The influx of supply onto the market has forced downward pressure on rents. The net balance of Chartered Surveyors reporting rises or falls in rents fell from a positive 31% in Q2 to a negative -12% in Q3, the lowest level in the survey’s history.

London and the South East have been hardest hit with the net balance of surveyors reporting rises or falls in rents for London houses falling from a stable 0% in the second quarter to negative -53% in the third quarter, while flats fell from a positive 5% to a negative -33%. However the biggest turn around was in the South East, with the net balance of surveyors reporting rises or falls in rents for houses plummeting from 53% to -33%. Equally, expectations for future rises in rents turned pessimistic for the first time since July 2002.

Demand for rental property remained positive in Q3. Housing transactions are at the lowest level since records began as banks continue to limit the availability of finance to the vast majority of buyers. 27% more Chartered Surveyors reported a rise than a fall in rental demand compared to 36% in the previous quarter.

RICS says the falling pace of demand can be attributed to the fact that many have now accepted their lot in the current climate and are sitting tight until the housing market picks up.

RICS spokesperson James Scott-Lee said: “The lettings sector has witnessed a boom in 2008 as sales in the housing market continued to slow. Many have been able to take advantage of rising rents to secure good returns. However, the market place has become more and more competitive as many vendors have been forced to become amateur landlords, creating an inevitable downward pressure on rents where supply has matched demand. With national average house prices set to weaken in 2009, yields may increase for those investors who can provide the right product for the right market place.”

Largest quarterly fall in Scotland for 16 years

Scottish house prices fell in the latest quarter, according to the latest Scottish House Price Monitor from Lloyds TSB Scotland.

In the three months to 31 October, the quarterly price index for the average domestic property in Scotland fell by 4% to give an average mix adjusted Scottish house price of £165,398. This is the largest quarterly fall in the 16-year history of the House Price Monitor.
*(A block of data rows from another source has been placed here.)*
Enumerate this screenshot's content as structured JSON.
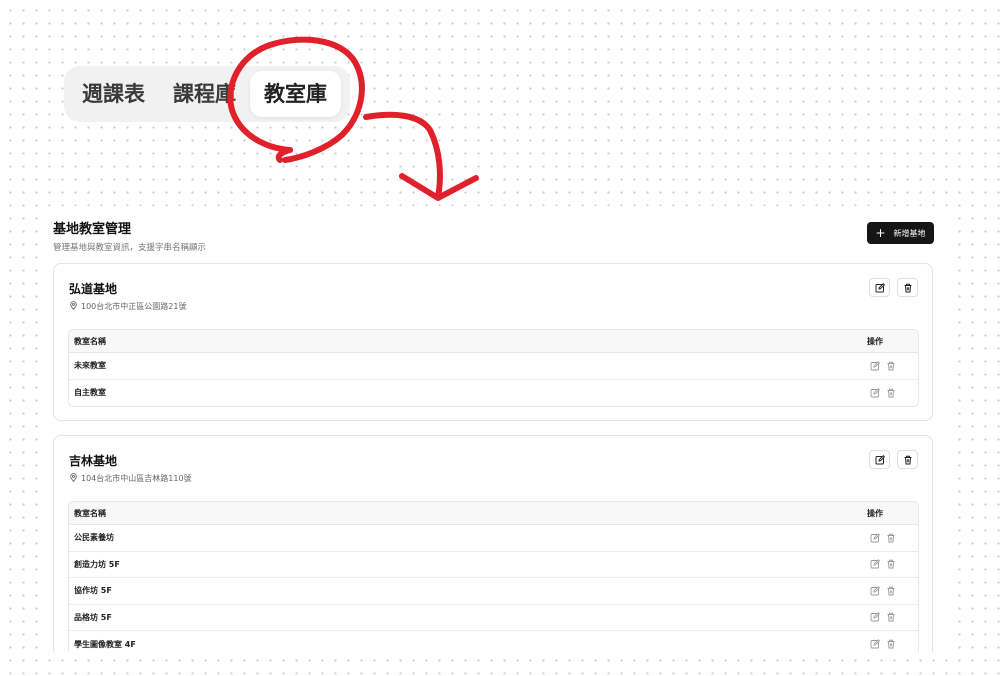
{
  "tabs": [
    {
      "label": "週課表"
    },
    {
      "label": "課程庫"
    },
    {
      "label": "教室庫"
    }
  ],
  "active_tab": "教室庫",
  "header": {
    "title": "基地教室管理",
    "subtitle": "管理基地與教室資訊，支援字串名稱顯示",
    "add_button_label": "新增基地"
  },
  "table_headers": {
    "name": "教室名稱",
    "actions": "操作"
  },
  "bases": [
    {
      "name": "弘道基地",
      "address": "100台北市中正區公園路21號",
      "rooms": [
        "未來教室",
        "自主教室"
      ]
    },
    {
      "name": "吉林基地",
      "address": "104台北市中山區吉林路110號",
      "rooms": [
        "公民素養坊",
        "創造力坊 5F",
        "協作坊 5F",
        "品格坊 5F",
        "學生圖像教室 4F"
      ]
    }
  ],
  "colors": {
    "annotation": "#e0202a",
    "primary_button": "#151515"
  },
  "icons": [
    "edit-icon",
    "trash-icon",
    "location-pin-icon",
    "plus-icon"
  ]
}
On an annual basis, Scottish house prices have still risen by 4.9%, but this figure is significantly down on the 9.3% reported in the previous edition of the House Price Monitor.

The number of house purchase transactions within the Scottish House Price Monitor has fallen by 43% on the same period last year.

The market is becoming more differentiated with Glasgow reporting a quarterly rise while Edinburgh, Dundee and Aberdeen all show falls in the quarter. Outside the main cities, the South East excluding Edinburgh reports a modest quarterly rise while the other areas are all showing quarterly falls.

Turning to property types, flats continue to show the most robust performance, with a quarterly fall of 1.1% and an underlying annual increase of 4.7%. The sales of these lower priced properties continue to hold up well and offer some explanation for the quarterly rise in Glasgow prices. Prices of detached houses fell by 5.6% in the quarter while prices of semi-detached properties fell by 3.5%.

Professor Donald MacRae, chief economist, Lloyds TSB Scotland, said: “The Scottish economy is entering a significant slowdown with rising claimant unemployment and falling consumer confidence. The number of housing transactions has declined markedly since one year ago and the market is adjusting to lower prices and sales.

“Although the number of mortgage products has declined, the cost of borrowing has reduced for many mortgage holders with the latest fall in interest rates in early November. So far, the Scottish housing market is showing sensible adjustment rather than a precipitous collapse.